Problem = The answer must consist of every line below containing "number".

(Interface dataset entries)
▬▬▬▬▬▬▬▬▬▬

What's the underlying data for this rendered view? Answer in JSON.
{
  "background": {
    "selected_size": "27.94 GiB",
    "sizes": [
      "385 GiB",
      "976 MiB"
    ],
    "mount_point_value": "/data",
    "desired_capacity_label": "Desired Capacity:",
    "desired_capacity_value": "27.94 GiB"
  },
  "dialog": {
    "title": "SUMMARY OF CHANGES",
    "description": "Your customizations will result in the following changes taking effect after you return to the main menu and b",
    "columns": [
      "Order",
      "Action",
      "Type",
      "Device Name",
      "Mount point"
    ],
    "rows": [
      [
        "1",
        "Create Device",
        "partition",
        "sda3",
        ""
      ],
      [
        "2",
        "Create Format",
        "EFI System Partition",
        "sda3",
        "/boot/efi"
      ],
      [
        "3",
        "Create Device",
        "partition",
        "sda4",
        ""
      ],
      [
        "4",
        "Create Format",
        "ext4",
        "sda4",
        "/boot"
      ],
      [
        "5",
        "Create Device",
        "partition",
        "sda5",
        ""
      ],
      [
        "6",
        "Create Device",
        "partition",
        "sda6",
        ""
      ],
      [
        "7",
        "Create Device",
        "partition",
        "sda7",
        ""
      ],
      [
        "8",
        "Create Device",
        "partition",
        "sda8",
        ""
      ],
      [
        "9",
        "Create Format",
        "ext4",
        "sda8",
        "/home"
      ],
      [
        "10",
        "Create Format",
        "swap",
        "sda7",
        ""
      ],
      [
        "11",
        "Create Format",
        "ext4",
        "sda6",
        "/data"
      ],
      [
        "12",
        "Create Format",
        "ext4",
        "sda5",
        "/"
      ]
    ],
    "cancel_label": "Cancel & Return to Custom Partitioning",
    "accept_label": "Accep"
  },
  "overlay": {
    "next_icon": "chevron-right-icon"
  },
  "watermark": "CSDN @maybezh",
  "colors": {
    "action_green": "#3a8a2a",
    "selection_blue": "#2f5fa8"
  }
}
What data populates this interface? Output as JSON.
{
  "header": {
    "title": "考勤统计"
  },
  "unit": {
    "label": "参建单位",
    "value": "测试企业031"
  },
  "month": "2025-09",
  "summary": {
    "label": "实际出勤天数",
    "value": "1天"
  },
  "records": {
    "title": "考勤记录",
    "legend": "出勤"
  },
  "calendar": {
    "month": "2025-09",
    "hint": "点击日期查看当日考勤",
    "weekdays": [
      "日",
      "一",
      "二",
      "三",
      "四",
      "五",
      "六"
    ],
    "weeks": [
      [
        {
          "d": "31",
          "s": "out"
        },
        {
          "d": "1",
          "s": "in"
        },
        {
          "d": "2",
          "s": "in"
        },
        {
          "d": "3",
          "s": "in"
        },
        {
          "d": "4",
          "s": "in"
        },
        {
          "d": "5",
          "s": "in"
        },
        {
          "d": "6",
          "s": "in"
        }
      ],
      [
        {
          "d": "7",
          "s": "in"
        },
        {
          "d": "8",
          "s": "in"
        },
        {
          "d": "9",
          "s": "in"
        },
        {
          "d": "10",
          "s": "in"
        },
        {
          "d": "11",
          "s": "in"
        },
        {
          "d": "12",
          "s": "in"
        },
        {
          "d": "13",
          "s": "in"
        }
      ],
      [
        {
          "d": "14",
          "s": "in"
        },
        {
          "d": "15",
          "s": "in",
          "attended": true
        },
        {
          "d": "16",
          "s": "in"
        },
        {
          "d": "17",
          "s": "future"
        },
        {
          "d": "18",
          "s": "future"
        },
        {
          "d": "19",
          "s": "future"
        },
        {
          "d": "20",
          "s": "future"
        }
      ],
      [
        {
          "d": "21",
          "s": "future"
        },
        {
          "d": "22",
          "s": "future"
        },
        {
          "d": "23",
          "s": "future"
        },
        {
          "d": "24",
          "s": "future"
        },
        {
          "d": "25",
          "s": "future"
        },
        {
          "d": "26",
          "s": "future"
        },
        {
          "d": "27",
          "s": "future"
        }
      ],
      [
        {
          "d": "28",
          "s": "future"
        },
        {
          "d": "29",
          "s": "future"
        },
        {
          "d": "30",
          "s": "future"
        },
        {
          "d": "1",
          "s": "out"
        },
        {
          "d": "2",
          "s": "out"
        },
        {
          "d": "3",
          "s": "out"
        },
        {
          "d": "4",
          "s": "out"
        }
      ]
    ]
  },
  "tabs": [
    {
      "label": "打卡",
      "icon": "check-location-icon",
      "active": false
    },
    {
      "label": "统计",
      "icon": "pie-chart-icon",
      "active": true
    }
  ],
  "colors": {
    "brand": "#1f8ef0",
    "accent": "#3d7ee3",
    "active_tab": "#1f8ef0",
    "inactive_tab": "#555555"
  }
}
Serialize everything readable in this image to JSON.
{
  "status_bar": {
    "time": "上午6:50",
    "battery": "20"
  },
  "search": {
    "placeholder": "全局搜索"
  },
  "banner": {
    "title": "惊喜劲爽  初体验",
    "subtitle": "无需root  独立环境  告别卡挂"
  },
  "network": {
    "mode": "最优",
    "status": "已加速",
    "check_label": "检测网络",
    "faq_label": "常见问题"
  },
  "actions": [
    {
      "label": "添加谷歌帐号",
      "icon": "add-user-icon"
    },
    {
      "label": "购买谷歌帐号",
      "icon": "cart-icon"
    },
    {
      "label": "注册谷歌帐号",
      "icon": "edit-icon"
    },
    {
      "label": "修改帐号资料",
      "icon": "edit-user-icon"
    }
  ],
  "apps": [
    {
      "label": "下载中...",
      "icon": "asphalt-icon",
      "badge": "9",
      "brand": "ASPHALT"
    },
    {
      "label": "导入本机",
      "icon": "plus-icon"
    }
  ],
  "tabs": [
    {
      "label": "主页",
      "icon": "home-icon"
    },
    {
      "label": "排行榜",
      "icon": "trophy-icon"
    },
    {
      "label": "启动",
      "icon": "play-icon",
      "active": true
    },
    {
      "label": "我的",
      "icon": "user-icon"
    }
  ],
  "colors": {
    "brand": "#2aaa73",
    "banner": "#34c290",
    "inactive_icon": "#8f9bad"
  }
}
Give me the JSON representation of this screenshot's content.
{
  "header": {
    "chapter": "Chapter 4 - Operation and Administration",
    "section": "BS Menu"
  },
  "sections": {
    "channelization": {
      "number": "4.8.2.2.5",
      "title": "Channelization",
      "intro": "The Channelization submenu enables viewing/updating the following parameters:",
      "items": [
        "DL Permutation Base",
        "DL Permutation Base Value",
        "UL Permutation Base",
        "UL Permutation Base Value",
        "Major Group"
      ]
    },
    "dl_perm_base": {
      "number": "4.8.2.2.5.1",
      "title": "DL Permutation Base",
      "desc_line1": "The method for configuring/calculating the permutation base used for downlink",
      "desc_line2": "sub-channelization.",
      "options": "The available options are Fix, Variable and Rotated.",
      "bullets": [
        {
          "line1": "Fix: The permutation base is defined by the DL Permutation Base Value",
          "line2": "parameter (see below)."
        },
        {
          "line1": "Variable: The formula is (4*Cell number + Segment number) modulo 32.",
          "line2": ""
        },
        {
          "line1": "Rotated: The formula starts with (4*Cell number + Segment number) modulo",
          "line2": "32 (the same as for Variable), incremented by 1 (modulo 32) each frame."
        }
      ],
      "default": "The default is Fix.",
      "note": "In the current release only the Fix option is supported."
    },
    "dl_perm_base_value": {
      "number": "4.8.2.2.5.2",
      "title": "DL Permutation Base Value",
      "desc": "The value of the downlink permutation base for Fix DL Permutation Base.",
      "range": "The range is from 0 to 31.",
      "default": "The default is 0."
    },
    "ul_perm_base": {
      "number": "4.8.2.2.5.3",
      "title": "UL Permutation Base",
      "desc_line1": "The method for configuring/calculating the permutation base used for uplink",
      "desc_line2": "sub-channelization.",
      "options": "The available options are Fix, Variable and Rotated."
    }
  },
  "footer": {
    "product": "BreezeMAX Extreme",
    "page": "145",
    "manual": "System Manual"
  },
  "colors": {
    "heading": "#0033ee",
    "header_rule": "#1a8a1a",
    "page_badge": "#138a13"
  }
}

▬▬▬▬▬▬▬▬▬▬

Response area =
      "number": "4.8.2.2.5",
      "number": "4.8.2.2.5.1",
          "line1": "Variable: The formula is (4*Cell number + Segment number) modulo 32.",
          "line1": "Rotated: The formula starts with (4*Cell number + Segment number) modulo",
      "number": "4.8.2.2.5.2",
      "number": "4.8.2.2.5.3",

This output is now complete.